↓↓↓

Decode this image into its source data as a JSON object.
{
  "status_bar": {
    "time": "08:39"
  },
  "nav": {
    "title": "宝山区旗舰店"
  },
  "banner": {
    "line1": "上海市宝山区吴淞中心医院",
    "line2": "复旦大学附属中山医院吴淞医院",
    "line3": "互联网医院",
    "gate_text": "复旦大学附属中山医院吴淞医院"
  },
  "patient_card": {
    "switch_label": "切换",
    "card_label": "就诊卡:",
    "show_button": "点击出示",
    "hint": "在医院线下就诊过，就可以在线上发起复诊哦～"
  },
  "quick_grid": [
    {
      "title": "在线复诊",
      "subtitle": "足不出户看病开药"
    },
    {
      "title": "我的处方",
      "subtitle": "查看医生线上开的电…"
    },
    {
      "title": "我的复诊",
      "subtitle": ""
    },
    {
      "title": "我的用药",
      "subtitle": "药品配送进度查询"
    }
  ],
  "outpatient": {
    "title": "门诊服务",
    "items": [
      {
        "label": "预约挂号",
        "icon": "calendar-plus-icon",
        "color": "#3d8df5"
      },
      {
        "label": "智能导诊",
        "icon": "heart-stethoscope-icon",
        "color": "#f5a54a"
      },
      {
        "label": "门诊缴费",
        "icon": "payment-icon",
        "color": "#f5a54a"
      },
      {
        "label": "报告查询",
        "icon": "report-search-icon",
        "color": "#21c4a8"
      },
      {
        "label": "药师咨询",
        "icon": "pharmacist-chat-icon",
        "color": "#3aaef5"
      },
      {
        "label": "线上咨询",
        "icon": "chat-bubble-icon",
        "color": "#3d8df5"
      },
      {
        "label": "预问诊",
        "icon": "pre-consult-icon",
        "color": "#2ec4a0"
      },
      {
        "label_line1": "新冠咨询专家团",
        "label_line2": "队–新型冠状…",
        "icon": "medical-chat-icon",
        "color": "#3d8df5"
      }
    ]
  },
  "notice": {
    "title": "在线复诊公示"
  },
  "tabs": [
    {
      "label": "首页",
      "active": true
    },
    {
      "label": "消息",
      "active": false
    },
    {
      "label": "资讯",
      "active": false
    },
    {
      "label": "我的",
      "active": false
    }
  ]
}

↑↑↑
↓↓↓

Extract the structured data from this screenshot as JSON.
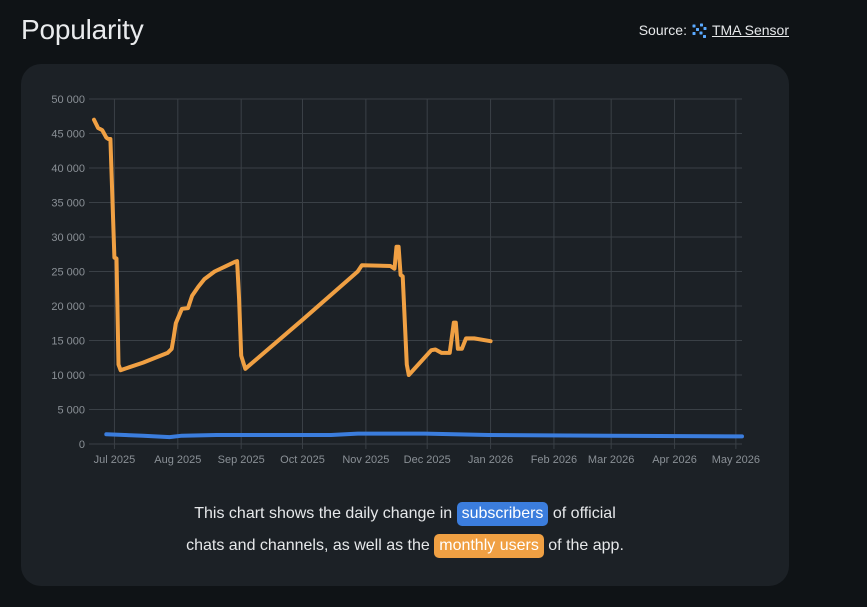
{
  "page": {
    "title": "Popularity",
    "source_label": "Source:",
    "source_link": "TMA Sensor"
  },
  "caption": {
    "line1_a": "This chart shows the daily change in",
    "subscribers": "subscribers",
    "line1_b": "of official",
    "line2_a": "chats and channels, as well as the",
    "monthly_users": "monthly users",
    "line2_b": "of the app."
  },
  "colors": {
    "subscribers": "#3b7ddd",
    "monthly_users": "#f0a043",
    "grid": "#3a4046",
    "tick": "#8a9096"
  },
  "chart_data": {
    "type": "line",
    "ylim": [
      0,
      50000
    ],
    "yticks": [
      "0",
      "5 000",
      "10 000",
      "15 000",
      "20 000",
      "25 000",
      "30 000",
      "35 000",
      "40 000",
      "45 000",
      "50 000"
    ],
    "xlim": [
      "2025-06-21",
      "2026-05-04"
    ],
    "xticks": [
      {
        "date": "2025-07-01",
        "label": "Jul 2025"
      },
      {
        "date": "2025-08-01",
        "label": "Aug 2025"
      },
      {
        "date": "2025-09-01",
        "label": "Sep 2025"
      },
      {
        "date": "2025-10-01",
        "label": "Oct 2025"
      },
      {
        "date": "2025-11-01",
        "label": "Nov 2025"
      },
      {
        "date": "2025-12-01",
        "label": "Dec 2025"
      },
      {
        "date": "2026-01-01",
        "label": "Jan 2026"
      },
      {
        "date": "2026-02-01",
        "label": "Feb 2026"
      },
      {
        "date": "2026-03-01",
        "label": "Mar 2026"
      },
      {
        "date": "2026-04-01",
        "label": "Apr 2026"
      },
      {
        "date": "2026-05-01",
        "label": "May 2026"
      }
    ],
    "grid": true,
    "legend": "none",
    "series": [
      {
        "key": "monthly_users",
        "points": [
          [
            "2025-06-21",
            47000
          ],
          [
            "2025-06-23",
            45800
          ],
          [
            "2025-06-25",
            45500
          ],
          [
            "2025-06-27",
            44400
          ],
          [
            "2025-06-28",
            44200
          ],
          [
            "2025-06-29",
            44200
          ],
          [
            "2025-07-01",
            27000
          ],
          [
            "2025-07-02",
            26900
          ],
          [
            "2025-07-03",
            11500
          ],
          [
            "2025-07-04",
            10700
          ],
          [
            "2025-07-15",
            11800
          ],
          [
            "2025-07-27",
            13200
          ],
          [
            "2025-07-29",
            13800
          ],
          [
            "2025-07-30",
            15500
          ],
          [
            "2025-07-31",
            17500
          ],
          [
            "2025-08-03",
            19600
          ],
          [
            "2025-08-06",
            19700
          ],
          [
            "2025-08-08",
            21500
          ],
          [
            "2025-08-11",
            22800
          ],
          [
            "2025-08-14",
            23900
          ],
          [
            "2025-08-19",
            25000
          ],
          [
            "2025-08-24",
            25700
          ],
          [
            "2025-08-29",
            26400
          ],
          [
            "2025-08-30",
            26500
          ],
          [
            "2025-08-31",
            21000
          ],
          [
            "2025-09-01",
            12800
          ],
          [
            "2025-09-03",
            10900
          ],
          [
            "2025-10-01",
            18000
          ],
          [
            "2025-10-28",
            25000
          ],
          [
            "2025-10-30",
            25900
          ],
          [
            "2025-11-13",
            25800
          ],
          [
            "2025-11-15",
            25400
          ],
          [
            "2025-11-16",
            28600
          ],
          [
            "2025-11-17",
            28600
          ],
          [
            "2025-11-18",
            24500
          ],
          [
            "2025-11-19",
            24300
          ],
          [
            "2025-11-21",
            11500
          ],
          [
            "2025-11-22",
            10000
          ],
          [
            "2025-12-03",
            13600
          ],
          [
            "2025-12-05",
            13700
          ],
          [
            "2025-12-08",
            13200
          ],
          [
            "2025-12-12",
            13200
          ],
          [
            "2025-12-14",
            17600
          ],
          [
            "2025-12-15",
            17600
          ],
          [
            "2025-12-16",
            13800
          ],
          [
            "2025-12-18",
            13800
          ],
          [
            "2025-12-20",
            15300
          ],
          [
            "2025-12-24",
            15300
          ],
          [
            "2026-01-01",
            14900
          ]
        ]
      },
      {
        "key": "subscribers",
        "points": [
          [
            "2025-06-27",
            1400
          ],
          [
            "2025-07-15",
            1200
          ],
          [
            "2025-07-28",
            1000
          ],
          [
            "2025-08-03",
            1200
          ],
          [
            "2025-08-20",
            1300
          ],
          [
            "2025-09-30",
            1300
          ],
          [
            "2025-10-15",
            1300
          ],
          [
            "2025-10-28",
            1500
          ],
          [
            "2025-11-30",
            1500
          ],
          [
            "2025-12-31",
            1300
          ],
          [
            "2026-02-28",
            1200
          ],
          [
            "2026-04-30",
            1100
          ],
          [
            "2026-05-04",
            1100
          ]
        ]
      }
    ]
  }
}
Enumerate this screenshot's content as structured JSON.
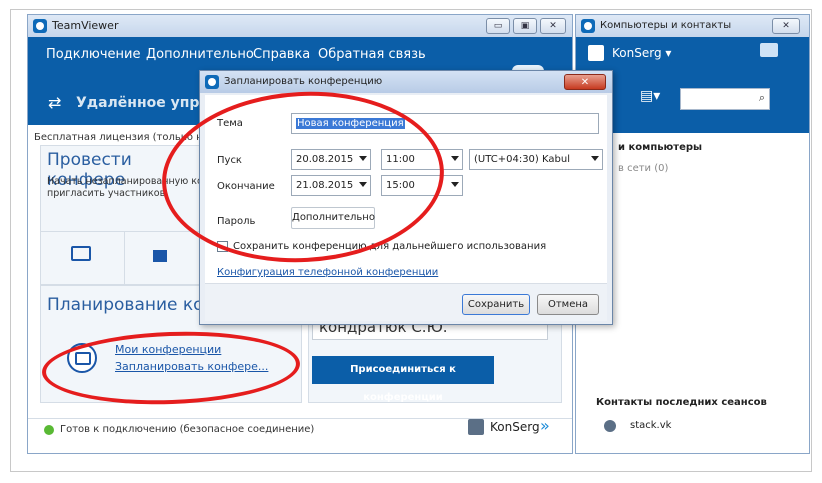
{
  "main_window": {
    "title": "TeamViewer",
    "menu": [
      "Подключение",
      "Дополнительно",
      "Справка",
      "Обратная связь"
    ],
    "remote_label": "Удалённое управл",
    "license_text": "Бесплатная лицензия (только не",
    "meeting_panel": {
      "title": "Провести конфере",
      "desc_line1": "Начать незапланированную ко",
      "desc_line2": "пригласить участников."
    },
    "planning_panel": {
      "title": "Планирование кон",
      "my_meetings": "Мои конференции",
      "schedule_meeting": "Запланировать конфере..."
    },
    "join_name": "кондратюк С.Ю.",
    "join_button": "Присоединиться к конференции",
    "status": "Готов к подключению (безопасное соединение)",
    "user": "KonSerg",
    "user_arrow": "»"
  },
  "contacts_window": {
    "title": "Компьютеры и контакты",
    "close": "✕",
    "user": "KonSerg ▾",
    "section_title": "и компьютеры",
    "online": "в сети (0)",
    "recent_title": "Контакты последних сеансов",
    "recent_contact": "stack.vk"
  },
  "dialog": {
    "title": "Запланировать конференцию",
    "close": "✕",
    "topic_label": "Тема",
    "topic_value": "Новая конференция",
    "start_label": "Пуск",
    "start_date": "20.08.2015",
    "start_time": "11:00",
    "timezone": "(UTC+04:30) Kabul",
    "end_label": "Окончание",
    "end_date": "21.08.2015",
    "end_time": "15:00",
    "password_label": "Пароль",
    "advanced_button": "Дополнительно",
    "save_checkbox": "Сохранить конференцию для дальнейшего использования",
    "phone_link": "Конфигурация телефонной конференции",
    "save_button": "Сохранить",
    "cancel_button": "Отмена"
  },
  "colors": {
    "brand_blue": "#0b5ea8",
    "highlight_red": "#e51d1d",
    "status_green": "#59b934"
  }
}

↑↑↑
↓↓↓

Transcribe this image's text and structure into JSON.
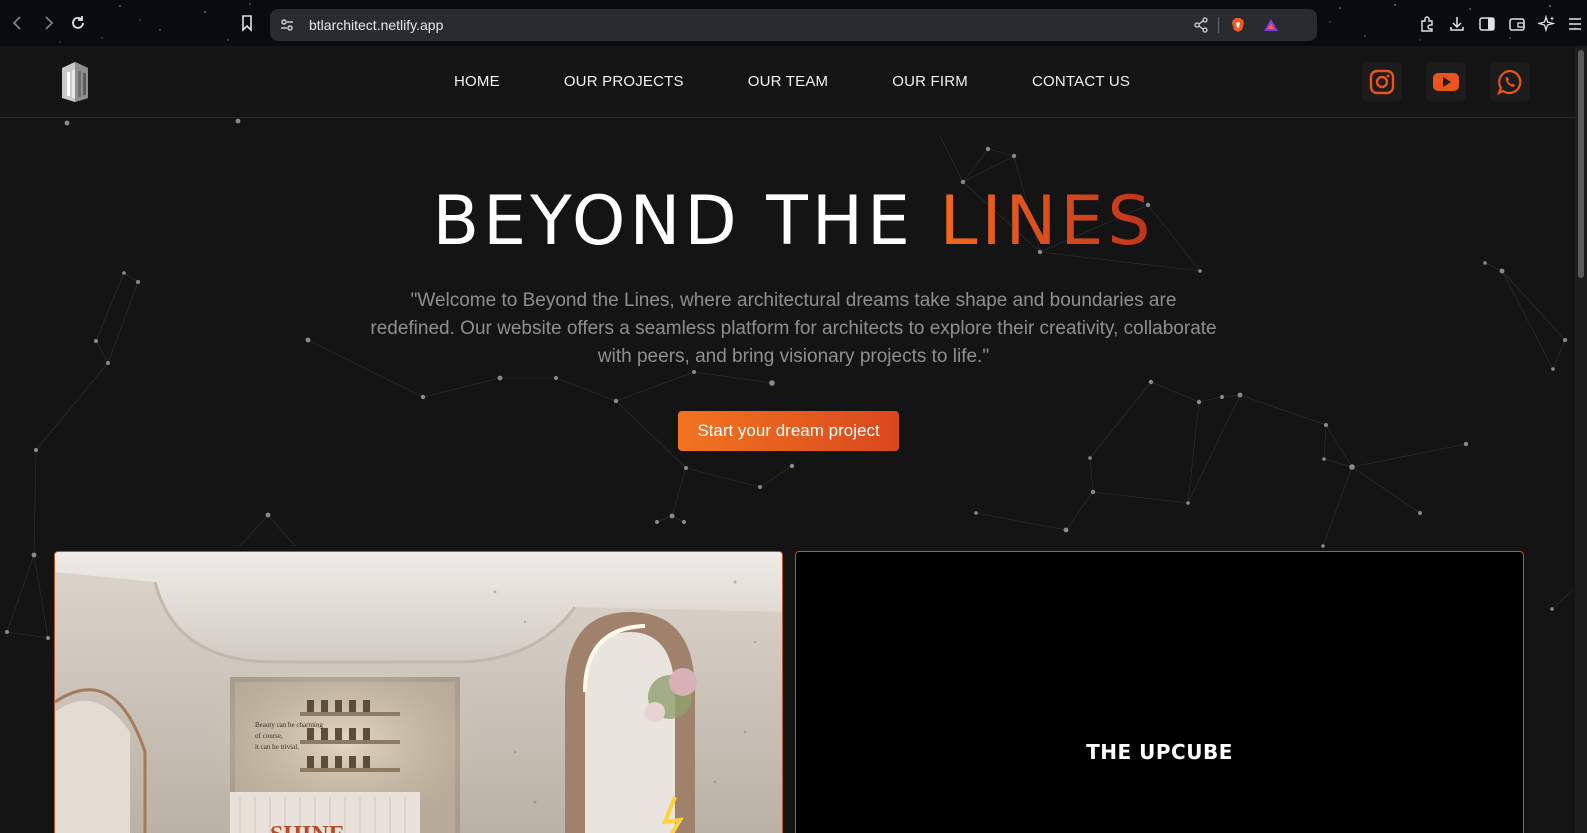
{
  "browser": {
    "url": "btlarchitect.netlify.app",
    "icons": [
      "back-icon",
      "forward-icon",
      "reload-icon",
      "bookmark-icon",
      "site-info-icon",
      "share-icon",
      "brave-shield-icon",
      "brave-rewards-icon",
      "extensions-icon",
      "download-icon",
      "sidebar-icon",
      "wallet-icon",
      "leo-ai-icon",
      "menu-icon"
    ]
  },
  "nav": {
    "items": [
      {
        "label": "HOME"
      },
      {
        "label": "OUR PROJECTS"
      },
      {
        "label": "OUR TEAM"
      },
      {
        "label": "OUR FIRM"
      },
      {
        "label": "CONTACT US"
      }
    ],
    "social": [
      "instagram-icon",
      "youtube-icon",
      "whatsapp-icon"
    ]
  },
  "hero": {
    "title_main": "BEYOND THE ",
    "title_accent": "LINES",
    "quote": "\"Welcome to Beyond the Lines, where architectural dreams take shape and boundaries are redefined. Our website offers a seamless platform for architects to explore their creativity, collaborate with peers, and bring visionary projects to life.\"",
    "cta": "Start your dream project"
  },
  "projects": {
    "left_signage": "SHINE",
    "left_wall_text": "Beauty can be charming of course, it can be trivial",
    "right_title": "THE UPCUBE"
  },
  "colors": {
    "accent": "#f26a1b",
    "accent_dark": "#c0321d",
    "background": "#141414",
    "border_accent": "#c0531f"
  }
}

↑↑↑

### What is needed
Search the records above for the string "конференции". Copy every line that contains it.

### Response area
      "my_meetings": "Мои конференции",
    "join_button": "Присоединиться к конференции",
    "phone_link": "Конфигурация телефонной конференции",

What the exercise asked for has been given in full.